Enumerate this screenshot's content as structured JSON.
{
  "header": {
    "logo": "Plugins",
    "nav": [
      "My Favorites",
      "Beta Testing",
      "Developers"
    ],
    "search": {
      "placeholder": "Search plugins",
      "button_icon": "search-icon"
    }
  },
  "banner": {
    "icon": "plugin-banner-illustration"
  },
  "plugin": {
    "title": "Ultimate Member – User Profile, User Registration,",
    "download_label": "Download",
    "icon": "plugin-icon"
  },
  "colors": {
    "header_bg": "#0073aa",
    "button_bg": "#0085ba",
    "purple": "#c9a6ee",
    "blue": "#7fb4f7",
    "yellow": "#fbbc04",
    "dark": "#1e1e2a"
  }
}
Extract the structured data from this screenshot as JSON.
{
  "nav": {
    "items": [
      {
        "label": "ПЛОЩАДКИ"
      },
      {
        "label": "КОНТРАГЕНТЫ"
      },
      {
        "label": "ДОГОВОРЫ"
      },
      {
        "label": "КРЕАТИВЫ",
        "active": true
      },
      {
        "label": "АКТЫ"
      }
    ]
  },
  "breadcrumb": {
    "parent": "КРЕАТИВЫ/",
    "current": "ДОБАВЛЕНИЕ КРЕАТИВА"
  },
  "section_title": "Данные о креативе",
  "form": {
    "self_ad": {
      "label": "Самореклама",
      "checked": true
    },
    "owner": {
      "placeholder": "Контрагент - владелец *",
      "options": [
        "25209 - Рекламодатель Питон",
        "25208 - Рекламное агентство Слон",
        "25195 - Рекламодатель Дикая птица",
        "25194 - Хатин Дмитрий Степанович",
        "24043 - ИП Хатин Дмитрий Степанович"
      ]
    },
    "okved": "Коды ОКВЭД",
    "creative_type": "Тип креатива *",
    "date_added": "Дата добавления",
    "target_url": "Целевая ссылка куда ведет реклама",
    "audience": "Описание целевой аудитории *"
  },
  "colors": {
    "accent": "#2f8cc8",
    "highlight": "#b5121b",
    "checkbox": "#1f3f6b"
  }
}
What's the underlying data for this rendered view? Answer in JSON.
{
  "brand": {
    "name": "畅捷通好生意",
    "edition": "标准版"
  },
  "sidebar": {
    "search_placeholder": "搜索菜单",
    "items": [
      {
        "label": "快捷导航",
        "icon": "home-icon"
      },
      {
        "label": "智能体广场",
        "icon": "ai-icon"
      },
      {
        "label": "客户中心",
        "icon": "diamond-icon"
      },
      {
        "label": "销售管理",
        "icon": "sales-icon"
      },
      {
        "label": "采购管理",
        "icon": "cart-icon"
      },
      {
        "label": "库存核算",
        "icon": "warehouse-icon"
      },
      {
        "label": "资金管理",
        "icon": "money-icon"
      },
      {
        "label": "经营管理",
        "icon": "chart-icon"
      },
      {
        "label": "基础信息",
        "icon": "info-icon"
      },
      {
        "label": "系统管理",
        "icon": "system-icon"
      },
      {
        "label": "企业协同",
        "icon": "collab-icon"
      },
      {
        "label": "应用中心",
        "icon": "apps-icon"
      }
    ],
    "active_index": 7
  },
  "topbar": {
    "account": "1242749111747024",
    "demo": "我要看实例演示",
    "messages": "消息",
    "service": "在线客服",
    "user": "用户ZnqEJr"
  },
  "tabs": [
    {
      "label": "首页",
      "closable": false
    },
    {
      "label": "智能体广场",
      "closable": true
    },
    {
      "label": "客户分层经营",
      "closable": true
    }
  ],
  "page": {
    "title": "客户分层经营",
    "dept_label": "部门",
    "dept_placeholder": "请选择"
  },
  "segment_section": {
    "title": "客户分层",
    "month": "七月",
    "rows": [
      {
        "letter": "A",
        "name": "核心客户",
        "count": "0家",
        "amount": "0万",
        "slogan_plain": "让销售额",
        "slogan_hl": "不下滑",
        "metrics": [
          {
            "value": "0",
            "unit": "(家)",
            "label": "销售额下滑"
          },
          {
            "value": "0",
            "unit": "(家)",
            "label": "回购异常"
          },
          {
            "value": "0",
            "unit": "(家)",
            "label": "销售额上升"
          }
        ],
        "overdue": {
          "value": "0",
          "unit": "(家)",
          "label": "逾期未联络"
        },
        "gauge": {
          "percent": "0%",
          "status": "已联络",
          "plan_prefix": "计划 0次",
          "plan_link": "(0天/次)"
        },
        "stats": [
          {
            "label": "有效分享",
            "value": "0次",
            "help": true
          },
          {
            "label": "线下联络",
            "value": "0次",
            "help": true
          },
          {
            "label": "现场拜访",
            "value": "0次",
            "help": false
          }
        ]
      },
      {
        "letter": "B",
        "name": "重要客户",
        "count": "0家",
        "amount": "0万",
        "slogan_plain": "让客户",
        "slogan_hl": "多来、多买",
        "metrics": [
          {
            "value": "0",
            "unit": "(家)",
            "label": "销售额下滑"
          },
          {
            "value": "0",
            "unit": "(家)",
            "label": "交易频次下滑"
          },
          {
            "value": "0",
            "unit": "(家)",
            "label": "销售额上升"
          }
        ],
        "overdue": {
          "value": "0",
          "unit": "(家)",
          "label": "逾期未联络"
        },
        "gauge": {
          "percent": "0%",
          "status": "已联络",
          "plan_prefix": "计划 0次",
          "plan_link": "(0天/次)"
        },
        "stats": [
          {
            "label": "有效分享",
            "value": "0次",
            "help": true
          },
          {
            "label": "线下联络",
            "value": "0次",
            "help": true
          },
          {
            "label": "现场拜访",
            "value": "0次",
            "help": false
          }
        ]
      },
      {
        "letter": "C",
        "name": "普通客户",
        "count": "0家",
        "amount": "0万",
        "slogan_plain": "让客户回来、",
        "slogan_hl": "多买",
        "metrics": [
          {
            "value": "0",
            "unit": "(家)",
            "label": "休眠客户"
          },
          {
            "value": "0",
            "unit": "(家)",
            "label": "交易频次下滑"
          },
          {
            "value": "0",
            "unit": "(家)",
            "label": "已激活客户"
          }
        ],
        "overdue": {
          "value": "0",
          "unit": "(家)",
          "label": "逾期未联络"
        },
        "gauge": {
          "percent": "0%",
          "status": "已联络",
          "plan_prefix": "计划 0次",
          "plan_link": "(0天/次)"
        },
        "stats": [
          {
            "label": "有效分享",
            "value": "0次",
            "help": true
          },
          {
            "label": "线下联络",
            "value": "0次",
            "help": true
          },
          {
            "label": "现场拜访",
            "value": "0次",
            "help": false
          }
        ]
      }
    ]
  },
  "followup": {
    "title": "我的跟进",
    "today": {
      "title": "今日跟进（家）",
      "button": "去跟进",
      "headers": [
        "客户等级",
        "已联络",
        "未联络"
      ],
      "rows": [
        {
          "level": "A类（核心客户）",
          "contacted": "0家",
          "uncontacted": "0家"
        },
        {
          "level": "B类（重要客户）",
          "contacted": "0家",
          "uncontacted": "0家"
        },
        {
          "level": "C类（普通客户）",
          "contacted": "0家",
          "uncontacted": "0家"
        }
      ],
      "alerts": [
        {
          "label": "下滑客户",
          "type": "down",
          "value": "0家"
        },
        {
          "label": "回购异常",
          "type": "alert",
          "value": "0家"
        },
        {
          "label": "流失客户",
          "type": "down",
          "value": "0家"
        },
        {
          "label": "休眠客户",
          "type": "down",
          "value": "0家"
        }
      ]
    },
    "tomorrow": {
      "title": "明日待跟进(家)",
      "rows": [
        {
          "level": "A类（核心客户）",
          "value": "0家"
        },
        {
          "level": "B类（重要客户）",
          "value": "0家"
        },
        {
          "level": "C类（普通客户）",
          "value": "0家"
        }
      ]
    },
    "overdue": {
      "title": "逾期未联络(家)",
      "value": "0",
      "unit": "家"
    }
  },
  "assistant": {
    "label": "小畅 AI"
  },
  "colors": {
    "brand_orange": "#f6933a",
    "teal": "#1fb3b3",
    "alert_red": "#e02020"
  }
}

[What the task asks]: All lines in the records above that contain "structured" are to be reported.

[Solved problem]:
Enumerate this screenshot's content as structured JSON.
Extract the structured data from this screenshot as JSON.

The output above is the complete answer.